PHOTO CREDIT : AGNES LY
On Tuesday night, Campus Dining held its annual Food Show in SAC Ballroom A. The event featured 25 vendors and a wide variety of dishes, including Bibimbap, as shown above. PHOTO CREDIT : AGNES LY

Campus Dining held its annual Food Show Tuesday afternoon and it proved to be a huge success among students.

“As long as I get free food, it’s awesome,” Daud Khan, a sophomore astronomy major, said. He and many other students were amazed at what the 25 vendors located in the Student Activities Center Ballroom had to offer.

Companies either chose to showcase foods they already sell on campus or used the Food Show as an opportunity to try new ideas. All of the vendors displayed during the Food Show “are in some variety, sold on campus,” Marketing Manager of Campus Dining Services Carly Shephard said.

Shephard also said the event was a great way to “bring more awareness to the fact that we do have healthy items on campus.” Green Street, which is sold at the Student Union Commons on Mondays, chose to showcase quinoa bowls with a variety of vegetables.

Advertisement

Healthy beverages were also a trend at the show. Companies like Naked Juice, Tropicana, Honest Tea and Ito En were a big hit with the people who attended the event. Fresh apples, oranges and bananas were also available from J. Kings for students to try.

Students were offered Bibimbap, a traditional Korean rice based food with vegetables and meat; Kimbab, sushi filled with either spicy squid, ham or beef, scallops with lima beans, corn and cilantro; and health-conscious cookies from Hampton Creek.

“I think that this event is helpful to see what food is offered on campus, especially because I commute,” Erika Zevallos, a senior psychology major said.

Other students said the event introduced them to foods they did not know Stony Brook offered. The locations of where certain foods sold on campus were posted alongside the respective samples at the event.

Advertisement

The show was also extremely beneficial from the vendor’s point of view.

“You get to see what students like,” a representative from Lays said.

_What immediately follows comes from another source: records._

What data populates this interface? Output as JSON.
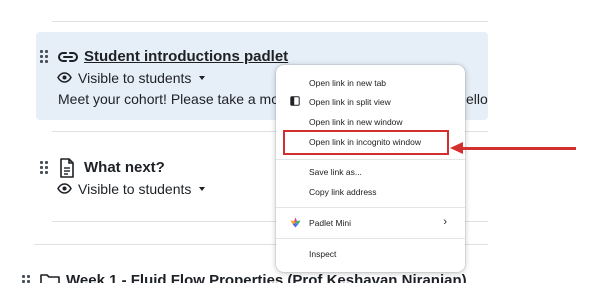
{
  "activities": [
    {
      "title": "Student introductions padlet",
      "visibility": "Visible to students",
      "description_start": "Meet your cohort! Please take a mome",
      "description_end": "ello"
    },
    {
      "title": "What next?",
      "visibility": "Visible to students"
    }
  ],
  "section": {
    "title": "Week 1 - Fluid Flow Properties (Prof Keshavan Niranjan)"
  },
  "context_menu": {
    "items": [
      {
        "label": "Open link in new tab"
      },
      {
        "label": "Open link in split view",
        "icon": "split-view-icon"
      },
      {
        "label": "Open link in new window"
      },
      {
        "label": "Open link in incognito window"
      },
      {
        "label": "Save link as..."
      },
      {
        "label": "Copy link address"
      },
      {
        "label": "Padlet Mini",
        "icon": "padlet-mini-icon"
      },
      {
        "label": "Inspect"
      }
    ]
  },
  "colors": {
    "highlight_bg": "#e6eef8",
    "annotation_red": "#d32f2f"
  }
}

It was a great way for vendors to try out new ideas and see how they would be perceived by the student body. For West Side Dining, the event proved to be very successful. They gave away approximately 4500 sliders, a food they want to bring to campus for March Madness.

“I work for you, I’m your chef, so if you want sliders for March Madness, it’s up to you. The only way it happens is if there’s a lot of voices asking for it,” Andrew Greene, production chef at Campus Dining Services, said.

Many of the vendors became so popular, they were running out of supplies. Hershey’s Ice Cream ran out of its own cups and had extra employee’s scooping ice cream and frozen yogurt. Boar’s Head had the longest line at the show from start to finish and Hampton Coffee gave away hundreds of cups of coffee.

Advertisement

The Food Show took off this year, mostly because of the social media build up. “The notoriety is growing,” Shephard said before the show even started “there was a line out the door.”

The Show was publicized earlier in the week on Twitter, Instagram and Facebook. Students also received hints on social media about what they could win at the event.

Seawolves were encouraged to enter a raffle by posting a picture on social media using the hashtag #sbueatsfoodshow. The winners of the prizes, which included a book bag, a flat-screen TV and a bike, were announced Tuesday night via social media.

Overall, students seemed to enjoy Tuesday’s event.

“I think it’s one of the best events Stony Brook has done,” Erica Ferer, a sophomore biomedical engineering major, said. “Free food is good, especially when it’s good free food.”

Students left the event smiling with food samples in hand. One student, as he walked out with his food, said “this is the greatest thing ever.”

Advertisement
Advertisement
Tagged:

Leave a Reply

Your email address will not be published. Required fields are marked *

This site uses Akismet to reduce spam. Learn how your comment data is processed.